Most of us think of a ritual as something serious and complicated you do for a special occasion--think of the hoopla surrounding getting married, for example--but science disagrees. Research shows that small, simple (and thoroughly nonreligious) rituals can have profound positive effects on our state of mind.

One such study found that when participants drew their feelings about a loss on a piece of paper before sprinkling it with salt and tearing it up, they felt better than a control group who didn't perform this odd ritual. Another study had people write negative thoughts down and then throw them away, again demonstrating that though it's total irrational, these actions help people feel better.

All of which is fascinating, but not exactly the sort of thing you can probably imagine easily slotting into your day. (How would your co-workers react if you started sprinkling salt on pieces of paper at your desk?) Are there any actionable ideas out there for helpful, small rituals you might actually want to incorporate into your day?

Indeed there are. Barking Up the Wrong Tree recently offered a long, useful post that not only recaps the surprising science of rituals, but also helpfully suggests a few types of entirely doable rituals just about anyone could benefit from incorporating into his or her day. They include:

1. A savoring ritual

"Make the good times better by having something you do to focus on the good things. Share good news with a partner or have a regular mealtime with your family," suggests the post, which offers a long list of interesting research showing that taking a moment to focus on the things we enjoy, makes us enjoy them even more. (Did you know wine has been proven to taste better after a toast?)

So, for example, if you're a coffee lover, design yourself a little ritual for when you prepare your beloved brew, the perfect way, in your favorite cup, and you'll squeeze more joy out of one of life's small pleasures.
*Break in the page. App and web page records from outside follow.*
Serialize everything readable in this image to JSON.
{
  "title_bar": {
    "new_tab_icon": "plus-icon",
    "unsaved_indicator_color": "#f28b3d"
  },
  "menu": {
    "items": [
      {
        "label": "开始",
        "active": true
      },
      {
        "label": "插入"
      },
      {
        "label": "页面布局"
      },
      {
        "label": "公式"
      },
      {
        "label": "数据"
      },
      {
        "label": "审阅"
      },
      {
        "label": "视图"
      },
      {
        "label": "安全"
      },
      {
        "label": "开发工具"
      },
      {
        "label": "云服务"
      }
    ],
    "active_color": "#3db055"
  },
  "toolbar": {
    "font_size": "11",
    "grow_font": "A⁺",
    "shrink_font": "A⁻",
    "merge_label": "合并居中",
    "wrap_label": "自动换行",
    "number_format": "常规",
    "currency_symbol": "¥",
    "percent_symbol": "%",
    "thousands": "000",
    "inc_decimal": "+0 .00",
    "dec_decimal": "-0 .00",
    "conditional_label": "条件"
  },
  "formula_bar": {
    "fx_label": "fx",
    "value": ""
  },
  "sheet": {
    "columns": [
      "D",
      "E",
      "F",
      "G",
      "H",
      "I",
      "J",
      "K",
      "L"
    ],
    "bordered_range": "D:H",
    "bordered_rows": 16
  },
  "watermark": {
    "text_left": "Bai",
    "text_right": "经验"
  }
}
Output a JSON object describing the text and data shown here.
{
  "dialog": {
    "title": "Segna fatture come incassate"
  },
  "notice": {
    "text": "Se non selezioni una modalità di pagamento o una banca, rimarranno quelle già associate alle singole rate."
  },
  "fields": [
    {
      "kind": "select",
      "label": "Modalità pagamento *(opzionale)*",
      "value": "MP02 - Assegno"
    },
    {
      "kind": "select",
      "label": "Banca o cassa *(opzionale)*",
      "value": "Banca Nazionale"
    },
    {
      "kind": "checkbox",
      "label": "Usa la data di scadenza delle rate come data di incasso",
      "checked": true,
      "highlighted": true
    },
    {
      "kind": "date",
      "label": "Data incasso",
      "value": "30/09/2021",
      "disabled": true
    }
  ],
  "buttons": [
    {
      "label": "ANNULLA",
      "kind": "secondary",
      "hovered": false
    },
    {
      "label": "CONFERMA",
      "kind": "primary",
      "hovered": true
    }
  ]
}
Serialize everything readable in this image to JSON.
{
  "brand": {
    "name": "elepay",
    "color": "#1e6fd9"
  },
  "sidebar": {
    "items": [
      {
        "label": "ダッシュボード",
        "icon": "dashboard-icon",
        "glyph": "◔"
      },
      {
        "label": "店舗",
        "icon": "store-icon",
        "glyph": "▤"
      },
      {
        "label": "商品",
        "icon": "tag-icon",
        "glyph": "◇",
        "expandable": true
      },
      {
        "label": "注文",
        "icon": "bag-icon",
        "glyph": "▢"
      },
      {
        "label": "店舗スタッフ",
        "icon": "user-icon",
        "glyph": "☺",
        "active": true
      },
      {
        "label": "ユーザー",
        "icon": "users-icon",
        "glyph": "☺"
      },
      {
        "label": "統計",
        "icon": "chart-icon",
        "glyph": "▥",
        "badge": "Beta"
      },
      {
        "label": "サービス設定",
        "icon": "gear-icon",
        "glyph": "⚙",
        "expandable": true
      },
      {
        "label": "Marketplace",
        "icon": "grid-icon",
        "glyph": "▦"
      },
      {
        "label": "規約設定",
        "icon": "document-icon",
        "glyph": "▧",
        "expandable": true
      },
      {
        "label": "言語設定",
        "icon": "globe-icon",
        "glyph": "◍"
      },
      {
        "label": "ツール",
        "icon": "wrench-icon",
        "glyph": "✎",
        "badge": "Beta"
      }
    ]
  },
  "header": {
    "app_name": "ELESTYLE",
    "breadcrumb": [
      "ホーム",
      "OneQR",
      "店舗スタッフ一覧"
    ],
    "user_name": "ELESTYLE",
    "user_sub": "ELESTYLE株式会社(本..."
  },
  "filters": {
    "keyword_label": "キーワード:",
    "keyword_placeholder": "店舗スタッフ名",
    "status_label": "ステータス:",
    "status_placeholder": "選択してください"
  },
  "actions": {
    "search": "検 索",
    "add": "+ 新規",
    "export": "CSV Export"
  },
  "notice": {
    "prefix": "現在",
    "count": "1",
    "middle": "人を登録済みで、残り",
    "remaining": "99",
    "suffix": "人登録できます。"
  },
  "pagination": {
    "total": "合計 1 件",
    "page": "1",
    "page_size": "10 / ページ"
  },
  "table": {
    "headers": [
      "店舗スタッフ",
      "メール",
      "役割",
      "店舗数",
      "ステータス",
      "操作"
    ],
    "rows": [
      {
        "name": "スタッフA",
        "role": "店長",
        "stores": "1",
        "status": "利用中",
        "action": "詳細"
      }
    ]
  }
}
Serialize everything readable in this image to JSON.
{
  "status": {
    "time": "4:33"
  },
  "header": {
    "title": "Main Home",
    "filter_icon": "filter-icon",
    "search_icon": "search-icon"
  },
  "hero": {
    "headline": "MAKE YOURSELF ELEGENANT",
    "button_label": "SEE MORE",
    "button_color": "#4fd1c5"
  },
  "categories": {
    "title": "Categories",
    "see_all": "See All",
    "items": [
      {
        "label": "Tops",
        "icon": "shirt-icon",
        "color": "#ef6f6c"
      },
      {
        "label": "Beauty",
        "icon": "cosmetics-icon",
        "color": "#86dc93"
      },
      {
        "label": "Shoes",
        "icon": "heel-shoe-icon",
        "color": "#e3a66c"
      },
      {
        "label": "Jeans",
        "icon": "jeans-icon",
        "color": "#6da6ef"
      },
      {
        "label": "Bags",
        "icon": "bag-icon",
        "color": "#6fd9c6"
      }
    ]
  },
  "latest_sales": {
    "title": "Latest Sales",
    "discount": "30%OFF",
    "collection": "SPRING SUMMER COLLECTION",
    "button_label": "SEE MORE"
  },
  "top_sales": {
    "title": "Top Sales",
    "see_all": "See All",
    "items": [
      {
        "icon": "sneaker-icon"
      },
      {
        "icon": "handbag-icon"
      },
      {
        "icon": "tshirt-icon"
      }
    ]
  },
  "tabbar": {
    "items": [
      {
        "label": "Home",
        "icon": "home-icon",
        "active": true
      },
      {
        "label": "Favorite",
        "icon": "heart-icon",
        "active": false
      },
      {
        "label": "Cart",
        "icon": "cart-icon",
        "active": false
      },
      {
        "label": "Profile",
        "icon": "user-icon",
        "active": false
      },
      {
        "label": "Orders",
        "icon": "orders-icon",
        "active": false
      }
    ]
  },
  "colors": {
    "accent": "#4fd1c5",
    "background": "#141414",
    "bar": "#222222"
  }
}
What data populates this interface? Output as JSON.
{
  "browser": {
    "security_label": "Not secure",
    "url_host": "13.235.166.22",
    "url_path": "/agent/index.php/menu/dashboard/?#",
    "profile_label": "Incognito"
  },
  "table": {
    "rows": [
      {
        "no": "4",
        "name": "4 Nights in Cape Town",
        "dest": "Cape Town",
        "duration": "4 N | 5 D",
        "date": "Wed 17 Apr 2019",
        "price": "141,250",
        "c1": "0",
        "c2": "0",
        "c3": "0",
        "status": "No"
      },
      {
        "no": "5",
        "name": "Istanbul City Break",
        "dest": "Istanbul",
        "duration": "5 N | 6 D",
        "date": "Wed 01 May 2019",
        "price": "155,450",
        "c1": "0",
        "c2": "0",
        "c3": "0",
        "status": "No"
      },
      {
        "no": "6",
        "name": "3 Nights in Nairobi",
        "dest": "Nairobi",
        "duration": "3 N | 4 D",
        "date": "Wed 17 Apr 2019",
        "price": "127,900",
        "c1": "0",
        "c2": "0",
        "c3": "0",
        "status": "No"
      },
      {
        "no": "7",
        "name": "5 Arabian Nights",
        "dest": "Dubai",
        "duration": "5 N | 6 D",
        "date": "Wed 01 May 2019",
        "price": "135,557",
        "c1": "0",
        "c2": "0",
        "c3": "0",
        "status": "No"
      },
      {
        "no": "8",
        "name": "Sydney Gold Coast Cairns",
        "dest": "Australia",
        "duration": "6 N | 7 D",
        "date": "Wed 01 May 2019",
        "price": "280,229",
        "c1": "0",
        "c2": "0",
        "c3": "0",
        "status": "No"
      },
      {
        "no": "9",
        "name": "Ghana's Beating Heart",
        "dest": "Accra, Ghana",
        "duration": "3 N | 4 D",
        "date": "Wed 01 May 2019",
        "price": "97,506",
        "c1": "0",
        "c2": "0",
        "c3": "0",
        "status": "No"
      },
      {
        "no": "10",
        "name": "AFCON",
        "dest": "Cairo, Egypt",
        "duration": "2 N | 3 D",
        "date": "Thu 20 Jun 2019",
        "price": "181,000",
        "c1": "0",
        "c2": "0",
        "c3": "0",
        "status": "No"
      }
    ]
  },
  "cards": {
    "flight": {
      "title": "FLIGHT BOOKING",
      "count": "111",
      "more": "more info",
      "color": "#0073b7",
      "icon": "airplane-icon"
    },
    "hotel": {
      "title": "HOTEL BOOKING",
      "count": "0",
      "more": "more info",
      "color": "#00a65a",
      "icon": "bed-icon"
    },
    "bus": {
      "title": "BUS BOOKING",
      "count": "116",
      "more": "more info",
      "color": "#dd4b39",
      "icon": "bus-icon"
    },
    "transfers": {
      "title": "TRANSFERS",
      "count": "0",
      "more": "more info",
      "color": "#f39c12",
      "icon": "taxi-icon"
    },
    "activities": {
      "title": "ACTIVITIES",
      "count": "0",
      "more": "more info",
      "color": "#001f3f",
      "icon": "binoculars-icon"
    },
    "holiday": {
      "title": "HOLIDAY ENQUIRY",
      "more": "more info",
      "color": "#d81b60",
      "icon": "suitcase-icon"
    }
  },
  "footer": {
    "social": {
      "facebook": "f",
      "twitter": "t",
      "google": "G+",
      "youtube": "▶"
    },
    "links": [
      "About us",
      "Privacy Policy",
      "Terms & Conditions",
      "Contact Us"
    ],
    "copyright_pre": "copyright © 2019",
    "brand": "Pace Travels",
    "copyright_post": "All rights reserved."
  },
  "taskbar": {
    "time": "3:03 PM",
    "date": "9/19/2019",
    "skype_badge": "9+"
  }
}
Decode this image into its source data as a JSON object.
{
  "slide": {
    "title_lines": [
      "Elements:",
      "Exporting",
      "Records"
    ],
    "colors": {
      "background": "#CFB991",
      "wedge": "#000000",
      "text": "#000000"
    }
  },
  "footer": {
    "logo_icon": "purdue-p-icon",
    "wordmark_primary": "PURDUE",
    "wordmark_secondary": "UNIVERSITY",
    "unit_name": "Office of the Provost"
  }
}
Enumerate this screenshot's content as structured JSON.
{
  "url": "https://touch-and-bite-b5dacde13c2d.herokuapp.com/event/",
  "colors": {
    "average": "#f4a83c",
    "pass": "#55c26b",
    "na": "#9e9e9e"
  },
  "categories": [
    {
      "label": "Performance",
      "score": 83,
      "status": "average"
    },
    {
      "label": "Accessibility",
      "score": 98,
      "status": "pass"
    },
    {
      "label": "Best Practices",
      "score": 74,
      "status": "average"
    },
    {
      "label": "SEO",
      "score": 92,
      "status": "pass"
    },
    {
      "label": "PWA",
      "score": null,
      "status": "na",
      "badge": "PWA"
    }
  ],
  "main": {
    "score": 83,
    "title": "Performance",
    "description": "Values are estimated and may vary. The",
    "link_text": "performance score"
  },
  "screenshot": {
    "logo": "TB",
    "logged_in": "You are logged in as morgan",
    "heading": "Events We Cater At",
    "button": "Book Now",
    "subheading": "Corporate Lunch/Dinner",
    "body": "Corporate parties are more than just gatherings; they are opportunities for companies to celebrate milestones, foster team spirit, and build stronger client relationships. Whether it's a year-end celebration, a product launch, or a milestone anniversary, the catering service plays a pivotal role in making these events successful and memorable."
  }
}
2. A starting ritual

Turns out, rituals are also an effective way to beat procrastination. The post offers an explanation from Charles Duhigg, the author of The Power of Habit: "One way to use habits to fight procrastination is to develop a habitualized response to starting. When people talk about procrastination, what they're usually actually talking about is the first step. In general, if people can habitualize that first step, it makes it a lot easier ... For instance, I'm going to set a timer for five minutes. I'm going to surf the Web for five minutes. As soon as the timer goes off, I'm going to do x. Whatever x is, for the first step."

3. A luck ritual

Luck may seem random, but science shows there's lots you can do to make yourself luckier. Apparently, a luck ritual is one way. No, carrying that rabbit's foot won't intercede with the spirits on your behalf, but it will change your frame of mind, making you more confident, and that can make you more likely to be successful.

Harvard professor and author Francesca Gino looked at how this plays out in sports as part of her research. "Some of the pregame routines that some of the players have are kind of funny. What we studied in this project was whether these rituals are really of beneficial effect in terms of bringing you confidence and potentially impacting your performance positively. That is actually what we found," she is quoted as saying in the post. So don't be embarrassed by that good luck ritual you have to psyche yourself up before a big challenge. It's probably doing you good.

Published on: Nov 9, 2015